How to Remove Rust Stains from Metal

Rusty metal
  • 1-2 hours
  • Intermediate
  • 10-100
What You'll Need
Very fine steel wool
1000 grit sandpaper
Rubber gloves
Very light oil, such as sewing machine oil
White vinegar
Baking soda
Mineral spirits

There are many ways to remove rust stains from metal that will get the job accomplished. It largely depends on the item you are working on and how bad the rust stain is. You will need some of the same tools no matter which substance or treatment you will use.

Step One: Natural Removers

There are a few natural remedies for rust stains that require things you may have around the house that may work on your rusted metal. Try making a paste of baking soda and water and using it like a scouring creme with the fine steel wool to remove the rust. Put it on the rust, let it sit for a while (but not until dry), then scour off. If the rust is light, rinsing with water may be sufficient. If you have heavy rust you may need to apply this paste more than once to remove the rust.

Another natural remover is white vinegar used full strength. Pour some on the rusted area, or if the item is small, soak it in a plastic container filled with vinegar until the rust soaks loose. You can use the steel wool or sandpaper to remove the rest of the rust.

If you want to use a lot of muscle, try sanding the rust off if it isn't heavy or deep. It will require some work, but it may be worth it if you don't like the fumes of cleaners.

Step Two: Mineral Spirits

Mineral spirits are very commonly used to remove rust from metal objects, especially tools such as saws. You will want to use this chemical outside due to the fumes. Do not use near fire or flame since it is very flammable. Wear rubber gloves, as it will irritate your skin. If possible, remove the handle if it's a tool because the mineral spirits can take off wood stain and varnish. Pour some mineral spirits in an old can or dish and dip the steel wool into it. Wring out slightly and start rubbing the rusted area. As the rust loosens, use more mineral spirits to remove the excess in a wash sort of fashion. Wipe dry with an old rag that can be disposed of or paper towels. You may need to repeat this process a few times to get all of the rust off. Be sure to dispose of the rags you use in an airtight container to keep them from igniting.

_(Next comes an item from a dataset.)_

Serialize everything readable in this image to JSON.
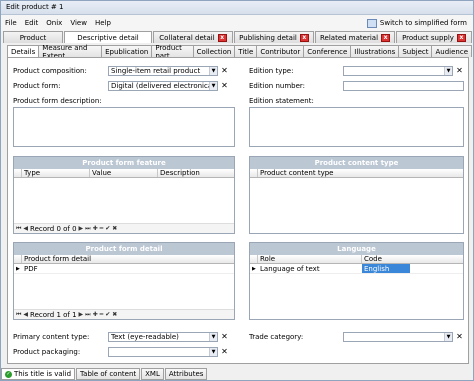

Step Three: Grinder or Sander

If the metal item is very large or the rust is deep, using a shop grinder or sander may be the best solution. This would include rust on a vehicle or large tool or tank. Be sure to remove any flammable liquids if you are working on a tank. Wear goggles and heavy work gloves. Use metal grit grade sanding paper or grinder wheels to scour the rust away. You may expect sparking as you do this if you are unaccustomed to using this type of tool.

Step Four: Prevention

The best way to remove rust is to not get it in the first place. Coat all your hand tools and saws with a very light application of sewing machine oil at least once a year after cleaning them. This will prevent rust.